Summer is drawing down, friends – now is not the time to slave away in the kitchen over lunch. Try this Easy Panzanella Salad to make use of garden fresh produce in mere minutes. Eat well, be well! Continue reading
Zucchini are practically exploding from the ground this time of year. If you aren’t growing them yourself, then Continue reading
With all the flavor of fresh, ripe pineapple and a chewy, candy-like texture, Dried Pineapple Snacks are perfect for combating a case of midday munchies. Even better, this snack has Continue reading
Asparagus is at it’s lowest price of the entire year right now, at least where I live. I bought a few bundles and used some to make a pot of this amazing soup. If you’d like to stock up (this soup really is that good), simply follow the directions below and stop at Step 3. You can freeze the partially prepared soup well into autumn, then thaw and continue with the last few steps. So easy!
Ingredients (Serves 4) Continue reading

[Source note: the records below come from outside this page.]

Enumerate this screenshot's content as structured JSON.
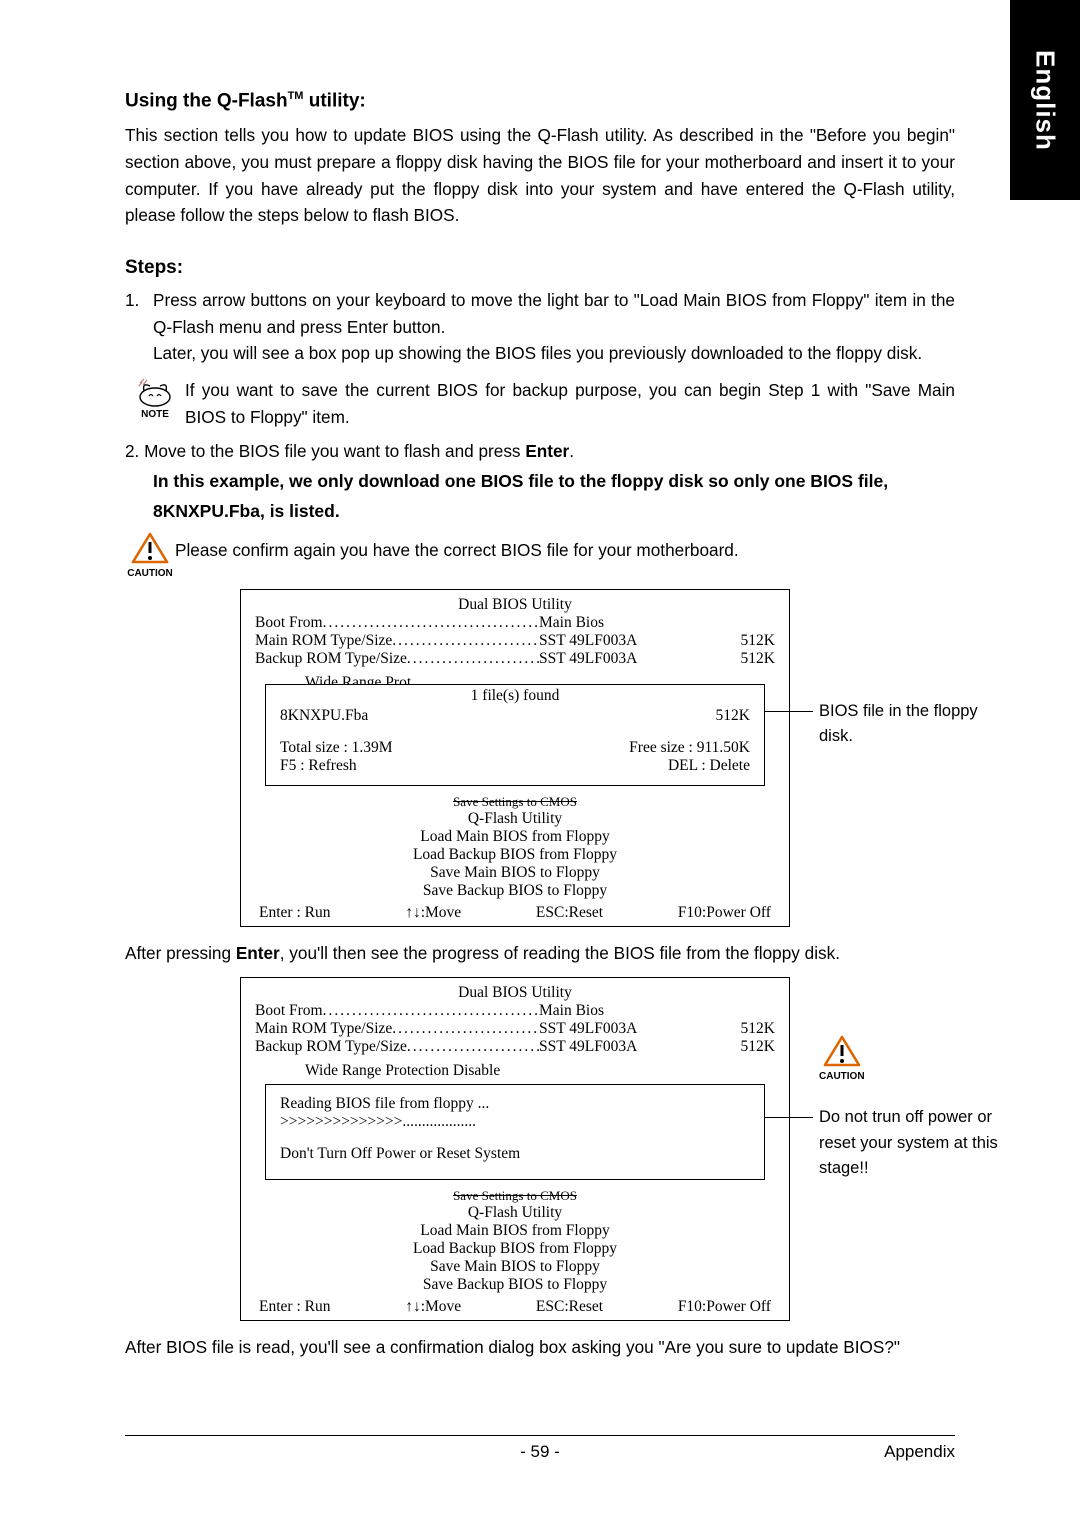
{
  "sideTab": "English",
  "heading1_prefix": "Using the Q-Flash",
  "heading1_tm": "TM",
  "heading1_suffix": " utility:",
  "intro": "This section tells you how to update BIOS using the Q-Flash utility. As described in the \"Before you begin\" section above, you must prepare a floppy disk having the BIOS file for your motherboard and insert it to your computer. If you have already put the floppy disk into your system and have entered the Q-Flash utility, please follow the steps below to flash BIOS.",
  "stepsHeading": "Steps:",
  "step1num": "1.",
  "step1a": "Press arrow buttons on your keyboard to move the light bar to \"Load Main BIOS from Floppy\" item in the Q-Flash menu and press Enter button.",
  "step1b": "Later, you will see a box pop up showing the BIOS files you previously downloaded to the floppy disk.",
  "noteLabel": "NOTE",
  "noteText": "If you want to save the current BIOS for backup purpose, you can begin Step 1 with \"Save Main BIOS to Floppy\" item.",
  "step2_prefix": "2. Move to the BIOS file you want to flash and press ",
  "step2_enter": "Enter",
  "step2_suffix": ".",
  "boldLine1": "In this example, we only download one BIOS file to the floppy disk so only one BIOS file,",
  "boldLine2": "8KNXPU.Fba, is listed.",
  "cautionLabel": "CAUTION",
  "cautionText": "Please confirm again you have the correct BIOS file for your motherboard.",
  "bios": {
    "title": "Dual BIOS Utility",
    "bootFromLabel": "Boot From",
    "bootFromVal": "Main Bios",
    "mainRomLabel": "Main ROM Type/Size",
    "mainRomVal": "SST 49LF003A",
    "mainRomK": "512K",
    "backupRomLabel": "Backup ROM Type/Size",
    "backupRomVal": "SST 49LF003A",
    "backupRomK": "512K",
    "wideRangeLabel": "Wide Range Prot",
    "wideRangeSuffix": "ection     Disable",
    "filesFound": "1 file(s) found",
    "fileName": "8KNXPU.Fba",
    "fileSize": "512K",
    "totalSize": "Total size : 1.39M",
    "freeSize": "Free size : 911.50K",
    "f5": "F5 : Refresh",
    "del": "DEL : Delete",
    "strike": "Save Settings to CMOS",
    "qflash": "Q-Flash Utility",
    "menu1": "Load Main BIOS from Floppy",
    "menu2": "Load Backup BIOS from Floppy",
    "menu3": "Save Main BIOS to Floppy",
    "menu4": "Save Backup BIOS to Floppy",
    "kEnter": "Enter : Run",
    "kMove": "↑↓:Move",
    "kEsc": "ESC:Reset",
    "kF10": "F10:Power Off"
  },
  "callout1": "BIOS file in the floppy disk.",
  "afterEnter_prefix": "After pressing ",
  "afterEnter_bold": "Enter",
  "afterEnter_suffix": ", you'll then see the progress of reading the BIOS file from the floppy disk.",
  "bios2": {
    "wideRange": "Wide Range Protection     Disable",
    "reading": "Reading BIOS file from floppy ...",
    "progress": ">>>>>>>>>>>>>>...................",
    "warn": "Don't Turn Off Power or Reset System"
  },
  "callout2": "Do not trun off power or reset your system at this stage!!",
  "afterRead": "After BIOS file is read, you'll see a confirmation dialog box asking you \"Are you sure to update BIOS?\"",
  "pageNum": "- 59 -",
  "footerRight": "Appendix"
}
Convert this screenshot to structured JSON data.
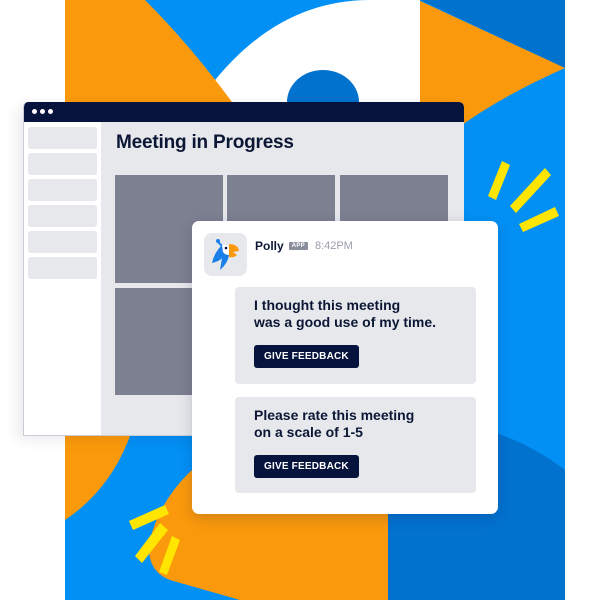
{
  "meeting_window": {
    "title": "Meeting in Progress",
    "sidebar_item_count": 6,
    "video_tiles": 5
  },
  "chat": {
    "sender": "Polly",
    "badge": "APP",
    "time": "8:42PM",
    "avatar_icon": "parrot-icon",
    "messages": [
      {
        "text_line1": "I thought this meeting",
        "text_line2": "was a good use of my time.",
        "button_label": "GIVE FEEDBACK"
      },
      {
        "text_line1": "Please rate this meeting",
        "text_line2": "on a scale of 1-5",
        "button_label": "GIVE FEEDBACK"
      }
    ]
  },
  "colors": {
    "orange": "#fa990c",
    "blue": "#0390f5",
    "dark_blue": "#0272cf",
    "yellow": "#ffe500",
    "navy": "#06133d",
    "panel_gray": "#e6e8ec",
    "tile_gray": "#7d8090"
  }
}
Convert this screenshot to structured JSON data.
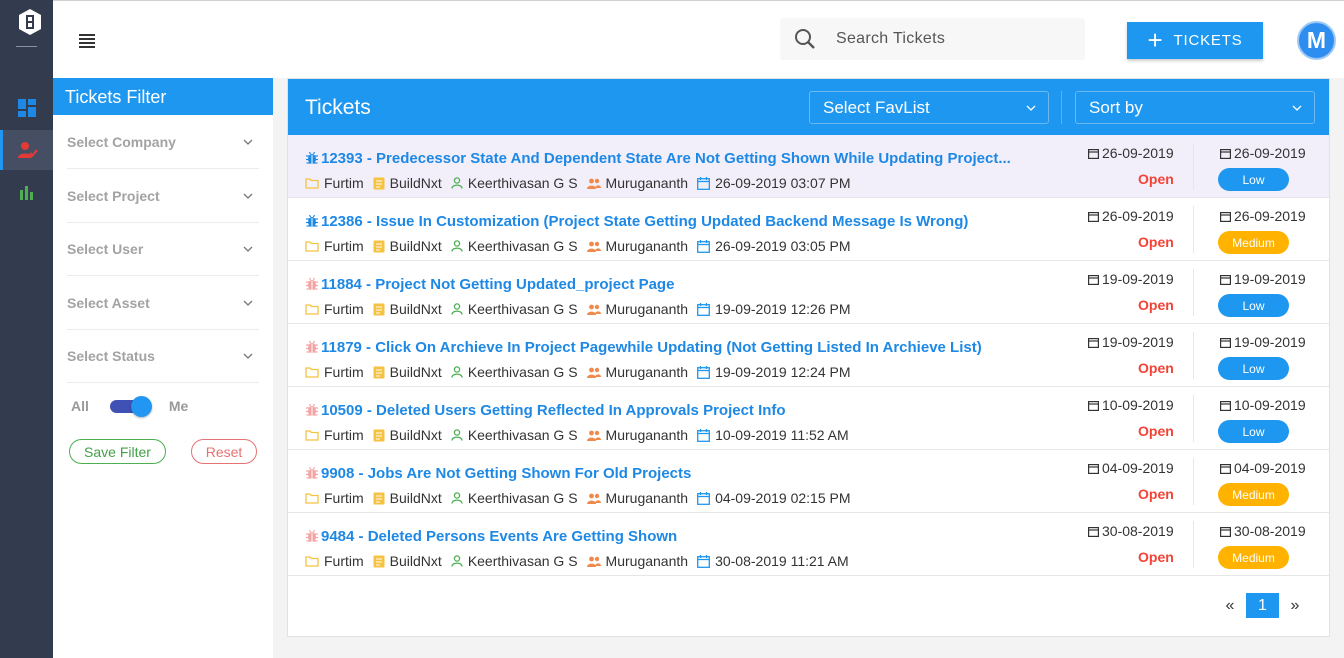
{
  "header": {
    "search_placeholder": "Search Tickets",
    "add_button_label": "TICKETS",
    "avatar_letter": "M"
  },
  "filter": {
    "title": "Tickets Filter",
    "selects": [
      "Select Company",
      "Select Project",
      "Select User",
      "Select Asset",
      "Select Status"
    ],
    "toggle_left": "All",
    "toggle_right": "Me",
    "save_label": "Save Filter",
    "reset_label": "Reset"
  },
  "tickets_panel": {
    "title": "Tickets",
    "favlist_label": "Select FavList",
    "sort_label": "Sort by"
  },
  "tickets": [
    {
      "title": "12393 - Predecessor State And Dependent State Are Not Getting Shown While Updating Project...",
      "company": "Furtim",
      "project": "BuildNxt",
      "assignee": "Keerthivasan G S",
      "reporter": "Murugananth",
      "created": "26-09-2019 03:07 PM",
      "date1": "26-09-2019",
      "date2": "26-09-2019",
      "status": "Open",
      "priority": "Low",
      "bug_color": "#1e88e5"
    },
    {
      "title": "12386 - Issue In Customization (Project State Getting Updated Backend Message Is Wrong)",
      "company": "Furtim",
      "project": "BuildNxt",
      "assignee": "Keerthivasan G S",
      "reporter": "Murugananth",
      "created": "26-09-2019 03:05 PM",
      "date1": "26-09-2019",
      "date2": "26-09-2019",
      "status": "Open",
      "priority": "Medium",
      "bug_color": "#1e88e5"
    },
    {
      "title": "11884 - Project Not Getting Updated_project Page",
      "company": "Furtim",
      "project": "BuildNxt",
      "assignee": "Keerthivasan G S",
      "reporter": "Murugananth",
      "created": "19-09-2019 12:26 PM",
      "date1": "19-09-2019",
      "date2": "19-09-2019",
      "status": "Open",
      "priority": "Low",
      "bug_color": "#f3a3a3"
    },
    {
      "title": "11879 - Click On Archieve In Project Pagewhile Updating (Not Getting Listed In Archieve List)",
      "company": "Furtim",
      "project": "BuildNxt",
      "assignee": "Keerthivasan G S",
      "reporter": "Murugananth",
      "created": "19-09-2019 12:24 PM",
      "date1": "19-09-2019",
      "date2": "19-09-2019",
      "status": "Open",
      "priority": "Low",
      "bug_color": "#f3a3a3"
    },
    {
      "title": "10509 - Deleted Users Getting Reflected In Approvals Project Info",
      "company": "Furtim",
      "project": "BuildNxt",
      "assignee": "Keerthivasan G S",
      "reporter": "Murugananth",
      "created": "10-09-2019 11:52 AM",
      "date1": "10-09-2019",
      "date2": "10-09-2019",
      "status": "Open",
      "priority": "Low",
      "bug_color": "#f3a3a3"
    },
    {
      "title": "9908 - Jobs Are Not Getting Shown For Old Projects",
      "company": "Furtim",
      "project": "BuildNxt",
      "assignee": "Keerthivasan G S",
      "reporter": "Murugananth",
      "created": "04-09-2019 02:15 PM",
      "date1": "04-09-2019",
      "date2": "04-09-2019",
      "status": "Open",
      "priority": "Medium",
      "bug_color": "#f3a3a3"
    },
    {
      "title": "9484 - Deleted Persons Events Are Getting Shown",
      "company": "Furtim",
      "project": "BuildNxt",
      "assignee": "Keerthivasan G S",
      "reporter": "Murugananth",
      "created": "30-08-2019 11:21 AM",
      "date1": "30-08-2019",
      "date2": "30-08-2019",
      "status": "Open",
      "priority": "Medium",
      "bug_color": "#f3a3a3"
    }
  ],
  "priority_colors": {
    "Low": "#1e97f0",
    "Medium": "#ffb300"
  },
  "pagination": {
    "prev": "«",
    "current": "1",
    "next": "»"
  }
}
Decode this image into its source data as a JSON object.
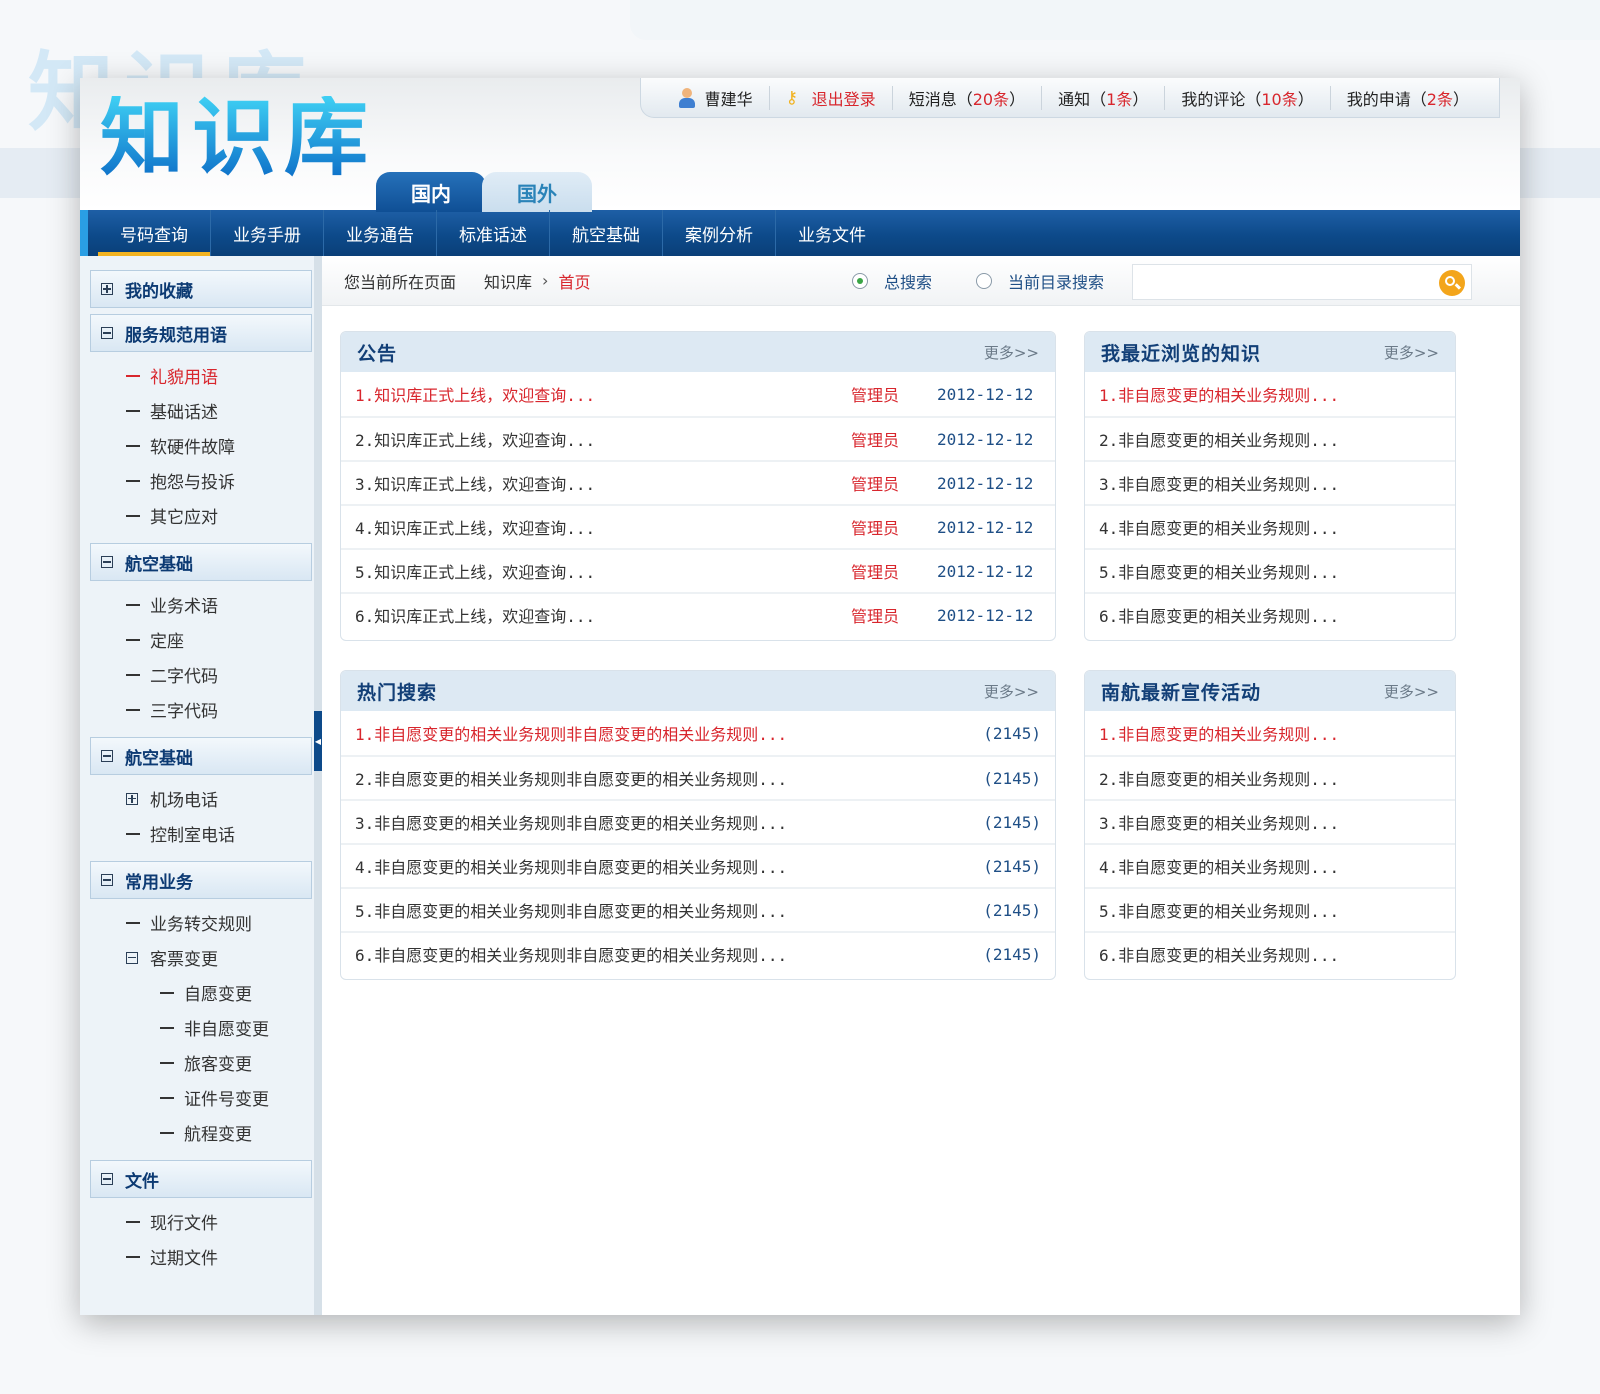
{
  "user_bar": {
    "username": "曹建华",
    "logout": "退出登录",
    "messages": {
      "label": "短消息",
      "count": "20条"
    },
    "notices": {
      "label": "通知",
      "count": "1条"
    },
    "comments": {
      "label": "我的评论",
      "count": "10条"
    },
    "requests": {
      "label": "我的申请",
      "count": "2条"
    }
  },
  "logo": "知识库",
  "region_tabs": [
    {
      "label": "国内",
      "active": true
    },
    {
      "label": "国外",
      "active": false
    }
  ],
  "nav": [
    {
      "label": "号码查询",
      "active": true
    },
    {
      "label": "业务手册"
    },
    {
      "label": "业务通告"
    },
    {
      "label": "标准话述"
    },
    {
      "label": "航空基础"
    },
    {
      "label": "案例分析"
    },
    {
      "label": "业务文件"
    }
  ],
  "breadcrumb": {
    "prefix": "您当前所在页面",
    "root": "知识库",
    "separator": "›",
    "current": "首页"
  },
  "search": {
    "options": [
      {
        "label": "总搜索",
        "checked": true
      },
      {
        "label": "当前目录搜索",
        "checked": false
      }
    ],
    "value": "",
    "placeholder": ""
  },
  "sidebar": {
    "groups": [
      {
        "title": "我的收藏",
        "expanded": false,
        "items": []
      },
      {
        "title": "服务规范用语",
        "expanded": true,
        "items": [
          {
            "label": "礼貌用语",
            "active": true
          },
          {
            "label": "基础话述"
          },
          {
            "label": "软硬件故障"
          },
          {
            "label": "抱怨与投诉"
          },
          {
            "label": "其它应对"
          }
        ]
      },
      {
        "title": "航空基础",
        "expanded": true,
        "items": [
          {
            "label": "业务术语"
          },
          {
            "label": "定座"
          },
          {
            "label": "二字代码"
          },
          {
            "label": "三字代码"
          }
        ]
      },
      {
        "title": "航空基础",
        "expanded": true,
        "items": [
          {
            "label": "机场电话",
            "expandable": true
          },
          {
            "label": "控制室电话"
          }
        ]
      },
      {
        "title": "常用业务",
        "expanded": true,
        "items": [
          {
            "label": "业务转交规则"
          },
          {
            "label": "客票变更",
            "collapsible": true
          },
          {
            "label": "自愿变更",
            "level": 2
          },
          {
            "label": "非自愿变更",
            "level": 2
          },
          {
            "label": "旅客变更",
            "level": 2
          },
          {
            "label": "证件号变更",
            "level": 2
          },
          {
            "label": "航程变更",
            "level": 2
          }
        ]
      },
      {
        "title": "文件",
        "expanded": true,
        "items": [
          {
            "label": "现行文件"
          },
          {
            "label": "过期文件"
          }
        ]
      }
    ]
  },
  "panels": {
    "announcements": {
      "title": "公告",
      "more": "更多>>",
      "rows": [
        {
          "text": "1.知识库正式上线，欢迎查询...",
          "author": "管理员",
          "date": "2012-12-12"
        },
        {
          "text": "2.知识库正式上线，欢迎查询...",
          "author": "管理员",
          "date": "2012-12-12"
        },
        {
          "text": "3.知识库正式上线，欢迎查询...",
          "author": "管理员",
          "date": "2012-12-12"
        },
        {
          "text": "4.知识库正式上线，欢迎查询...",
          "author": "管理员",
          "date": "2012-12-12"
        },
        {
          "text": "5.知识库正式上线，欢迎查询...",
          "author": "管理员",
          "date": "2012-12-12"
        },
        {
          "text": "6.知识库正式上线，欢迎查询...",
          "author": "管理员",
          "date": "2012-12-12"
        }
      ]
    },
    "recent": {
      "title": "我最近浏览的知识",
      "more": "更多>>",
      "rows": [
        {
          "text": "1.非自愿变更的相关业务规则..."
        },
        {
          "text": "2.非自愿变更的相关业务规则..."
        },
        {
          "text": "3.非自愿变更的相关业务规则..."
        },
        {
          "text": "4.非自愿变更的相关业务规则..."
        },
        {
          "text": "5.非自愿变更的相关业务规则..."
        },
        {
          "text": "6.非自愿变更的相关业务规则..."
        }
      ]
    },
    "hot_search": {
      "title": "热门搜索",
      "more": "更多>>",
      "rows": [
        {
          "text": "1.非自愿变更的相关业务规则非自愿变更的相关业务规则...",
          "count": "(2145)"
        },
        {
          "text": "2.非自愿变更的相关业务规则非自愿变更的相关业务规则...",
          "count": "(2145)"
        },
        {
          "text": "3.非自愿变更的相关业务规则非自愿变更的相关业务规则...",
          "count": "(2145)"
        },
        {
          "text": "4.非自愿变更的相关业务规则非自愿变更的相关业务规则...",
          "count": "(2145)"
        },
        {
          "text": "5.非自愿变更的相关业务规则非自愿变更的相关业务规则...",
          "count": "(2145)"
        },
        {
          "text": "6.非自愿变更的相关业务规则非自愿变更的相关业务规则...",
          "count": "(2145)"
        }
      ]
    },
    "promotions": {
      "title": "南航最新宣传活动",
      "more": "更多>>",
      "rows": [
        {
          "text": "1.非自愿变更的相关业务规则..."
        },
        {
          "text": "2.非自愿变更的相关业务规则..."
        },
        {
          "text": "3.非自愿变更的相关业务规则..."
        },
        {
          "text": "4.非自愿变更的相关业务规则..."
        },
        {
          "text": "5.非自愿变更的相关业务规则..."
        },
        {
          "text": "6.非自愿变更的相关业务规则..."
        }
      ]
    }
  },
  "colors": {
    "brand_blue": "#0d4a8a",
    "highlight_red": "#d8262d",
    "accent_orange": "#f3a51b"
  }
}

Chowder, or Chowda as the locals say, is popular in Salem. Many diners and pubs feature clam chowder high on their menu as either an appetizer or a complete meal with fresh bread. Two establishments, Tavern on the Green in the Hawthorne Hotel and also the wildly popular Red’s Sandwich Shop, offered amazingly delicious seafood chowder. Here at Crowded Earth Kitchen, we’ve done our best to recreate authentic seafood chowder, loosely based upon Continue reading
Our garden produced a nice crop of lovely little purple potatoes this year. The insides are ringed with beautiful shades of violet, but the small size of these potatoes makes them impractical to peel. Voila! Potato chips! What a simple way to show off the color of these heirloom veggies!
On our Kitchen Gadgets page, we’ve provided a link to an affordable gadget which makes potato chips (oil free) in the microwave. It works really well, but makes small batches. We have a LOT of potatoes, and needed to find a way to process larger batches of chips. Aha! This worked like a charm:
Yes, friends, an “As Seen On TV” microwave bacon maker, no joke! We used a mandolin to slice potatoes really thin, sprinkled them with a bit of sea salt, and arranged them in the bacon maker as shown:
We microwaved our chips for approximately 6 minutes (until the chips started to brown). Done! So simple! What a great way to enjoy the high fiber goodness of garden fresh potatoes, without adding fat.
PS – this same technique works for vegetable chips made from yams, beets, carrots, and parsnips. Stay tuned!
My Grandpa Fred grew up enjoying this corn relish on the family dinner table. He remembers it fondly. I found his mother’s corn relish recipe in a treasure box of family recipes and, since my Grandpa is just about the coolest guy around, I’m happy to make a batch just for him whenever fresh sweet corn is available. I love you, Grandpa!
*Note: I’ve scaled this recipe down to a manageable size, as Great Grandma made a LOT of corn relish at once! Original quantities (which I occasionally prepare) are 3 times the quantities listed below.
Ingredients (Makes 8 pints)
8 ears of fresh sweet corn
1 green bell pepper
1 red bell pepper
1 cup sugar
1 1/3 cup vinegar
2/3 cup water
1 tablespoon salt
1/3 teaspoon mustard seed
1/3 teaspoon celery seed
Step 1) Working carefully, use a sharp knife to slice the kernels from each ear of corn.
Step 2) Dice the onions and bell peppers.
Step 3) Combine all ingredients in a large pot. Bring to a boil, stirring occasionally. Reduce heat; cover and simmer gently for 30 minutes. Done!
Step 4) Corn Relish may be stored in the refrigerator for two weeks, or may be canned in sterilized jars, leaving 1/2 inch of headspace. If canning, process jars in a boiling water bath for 15 minutes. Canned Corn Relish will remain fresh for up to one year.